[Items from an interface collection]
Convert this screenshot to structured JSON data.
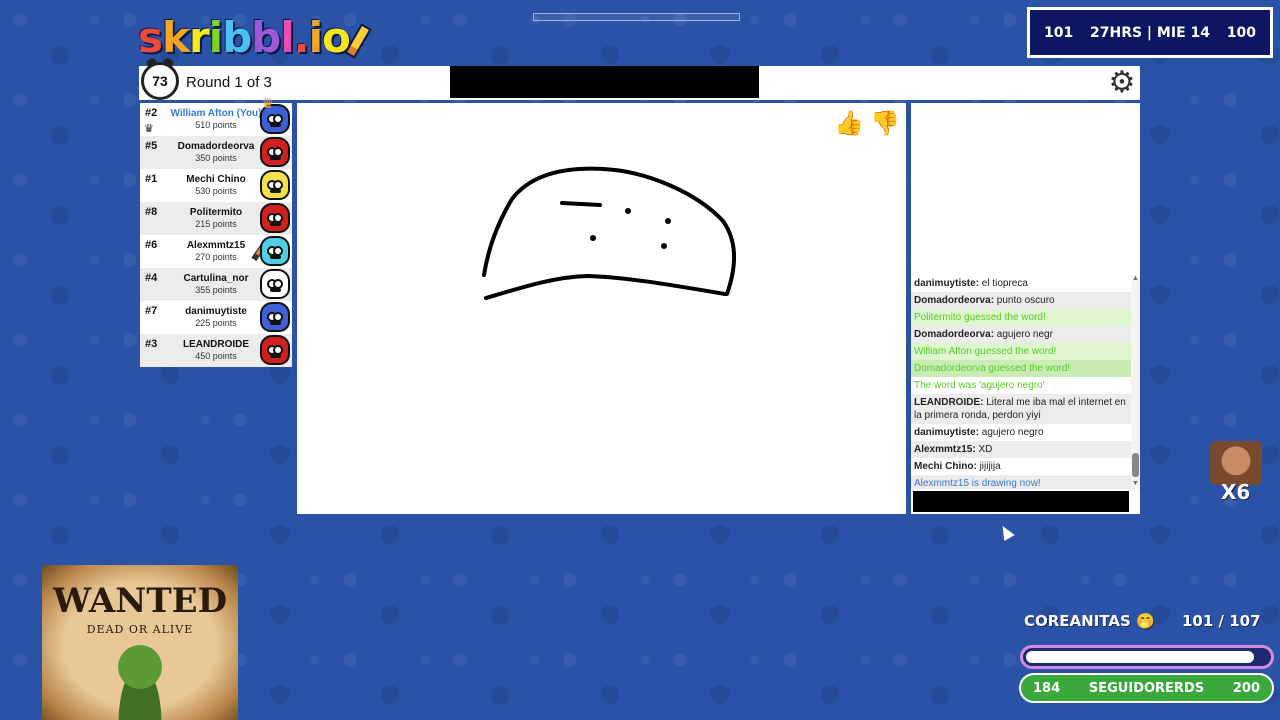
{
  "app": {
    "logo_text_1": "skribbl",
    "logo_text_2": ".io"
  },
  "colors": {
    "background": "#2a53a7",
    "guess_green": "#56ce27",
    "draw_blue": "#3975ce",
    "self_name_blue": "#3a7cd8"
  },
  "stream": {
    "left_value": "101",
    "center_text": "27HRS | MIE 14",
    "right_value": "100"
  },
  "header": {
    "timer": "73",
    "round_label": "Round 1 of 3",
    "settings_icon": "gear-icon"
  },
  "players": [
    {
      "rank": "#2",
      "name": "William Afton (You)",
      "points": "510 points",
      "color": "#3d5fd8",
      "self": true,
      "crown": true
    },
    {
      "rank": "#5",
      "name": "Domadordeorva",
      "points": "350 points",
      "color": "#d02020"
    },
    {
      "rank": "#1",
      "name": "Mechi Chino",
      "points": "530 points",
      "color": "#f5e048"
    },
    {
      "rank": "#8",
      "name": "Politermito",
      "points": "215 points",
      "color": "#d02020"
    },
    {
      "rank": "#6",
      "name": "Alexmmtz15",
      "points": "270 points",
      "color": "#4fd0e8",
      "drawing": true
    },
    {
      "rank": "#4",
      "name": "Cartulina_nor",
      "points": "355 points",
      "color": "#ffffff"
    },
    {
      "rank": "#7",
      "name": "danimuytiste",
      "points": "225 points",
      "color": "#3d5fd8"
    },
    {
      "rank": "#3",
      "name": "LEANDROIDE",
      "points": "450 points",
      "color": "#d02020"
    }
  ],
  "canvas": {
    "like_icon": "thumbs-up-icon",
    "dislike_icon": "thumbs-down-icon"
  },
  "chat": {
    "messages": [
      {
        "who": "danimuytiste",
        "text": "el tiopreca",
        "type": "normal"
      },
      {
        "who": "Domadordeorva",
        "text": "punto oscuro",
        "type": "normal"
      },
      {
        "who": "",
        "text": "Politermito guessed the word!",
        "type": "guess"
      },
      {
        "who": "Domadordeorva",
        "text": "agujero negr",
        "type": "normal"
      },
      {
        "who": "",
        "text": "William Afton guessed the word!",
        "type": "guess"
      },
      {
        "who": "",
        "text": "Domadordeorva guessed the word!",
        "type": "guess"
      },
      {
        "who": "",
        "text": "The word was 'agujero negro'",
        "type": "info"
      },
      {
        "who": "LEANDROIDE",
        "text": "Literal me iba mal el internet en la primera ronda, perdon yiyi",
        "type": "normal"
      },
      {
        "who": "danimuytiste",
        "text": "agujero negro",
        "type": "normal"
      },
      {
        "who": "Alexmmtz15",
        "text": "XD",
        "type": "normal"
      },
      {
        "who": "Mechi Chino",
        "text": "jijijija",
        "type": "normal"
      },
      {
        "who": "",
        "text": "Alexmmtz15 is drawing now!",
        "type": "draw"
      }
    ],
    "input_value": ""
  },
  "overlay": {
    "multiplier": "X6",
    "wanted_title": "WANTED",
    "wanted_subtitle": "DEAD OR ALIVE"
  },
  "goal": {
    "label": "COREANITAS 🤭",
    "count": "101  /  107",
    "progress": 0.944
  },
  "followers": {
    "start": "184",
    "label": "SEGUIDORERDS",
    "end": "200",
    "progress": 0.0
  }
}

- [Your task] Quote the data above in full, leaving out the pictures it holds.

- [Your response]
Convert this screenshot to structured JSON data.
{
  "app": {
    "logo_text_1": "skribbl",
    "logo_text_2": ".io"
  },
  "colors": {
    "background": "#2a53a7",
    "guess_green": "#56ce27",
    "draw_blue": "#3975ce",
    "self_name_blue": "#3a7cd8"
  },
  "stream": {
    "left_value": "101",
    "center_text": "27HRS | MIE 14",
    "right_value": "100"
  },
  "header": {
    "timer": "73",
    "round_label": "Round 1 of 3",
    "settings_icon": "gear-icon"
  },
  "players": [
    {
      "rank": "#2",
      "name": "William Afton (You)",
      "points": "510 points",
      "color": "#3d5fd8",
      "self": true,
      "crown": true
    },
    {
      "rank": "#5",
      "name": "Domadordeorva",
      "points": "350 points",
      "color": "#d02020"
    },
    {
      "rank": "#1",
      "name": "Mechi Chino",
      "points": "530 points",
      "color": "#f5e048"
    },
    {
      "rank": "#8",
      "name": "Politermito",
      "points": "215 points",
      "color": "#d02020"
    },
    {
      "rank": "#6",
      "name": "Alexmmtz15",
      "points": "270 points",
      "color": "#4fd0e8",
      "drawing": true
    },
    {
      "rank": "#4",
      "name": "Cartulina_nor",
      "points": "355 points",
      "color": "#ffffff"
    },
    {
      "rank": "#7",
      "name": "danimuytiste",
      "points": "225 points",
      "color": "#3d5fd8"
    },
    {
      "rank": "#3",
      "name": "LEANDROIDE",
      "points": "450 points",
      "color": "#d02020"
    }
  ],
  "canvas": {
    "like_icon": "thumbs-up-icon",
    "dislike_icon": "thumbs-down-icon"
  },
  "chat": {
    "messages": [
      {
        "who": "danimuytiste",
        "text": "el tiopreca",
        "type": "normal"
      },
      {
        "who": "Domadordeorva",
        "text": "punto oscuro",
        "type": "normal"
      },
      {
        "who": "",
        "text": "Politermito guessed the word!",
        "type": "guess"
      },
      {
        "who": "Domadordeorva",
        "text": "agujero negr",
        "type": "normal"
      },
      {
        "who": "",
        "text": "William Afton guessed the word!",
        "type": "guess"
      },
      {
        "who": "",
        "text": "Domadordeorva guessed the word!",
        "type": "guess"
      },
      {
        "who": "",
        "text": "The word was 'agujero negro'",
        "type": "info"
      },
      {
        "who": "LEANDROIDE",
        "text": "Literal me iba mal el internet en la primera ronda, perdon yiyi",
        "type": "normal"
      },
      {
        "who": "danimuytiste",
        "text": "agujero negro",
        "type": "normal"
      },
      {
        "who": "Alexmmtz15",
        "text": "XD",
        "type": "normal"
      },
      {
        "who": "Mechi Chino",
        "text": "jijijija",
        "type": "normal"
      },
      {
        "who": "",
        "text": "Alexmmtz15 is drawing now!",
        "type": "draw"
      }
    ],
    "input_value": ""
  },
  "overlay": {
    "multiplier": "X6",
    "wanted_title": "WANTED",
    "wanted_subtitle": "DEAD OR ALIVE"
  },
  "goal": {
    "label": "COREANITAS 🤭",
    "count": "101  /  107",
    "progress": 0.944
  },
  "followers": {
    "start": "184",
    "label": "SEGUIDORERDS",
    "end": "200",
    "progress": 0.0
  }
}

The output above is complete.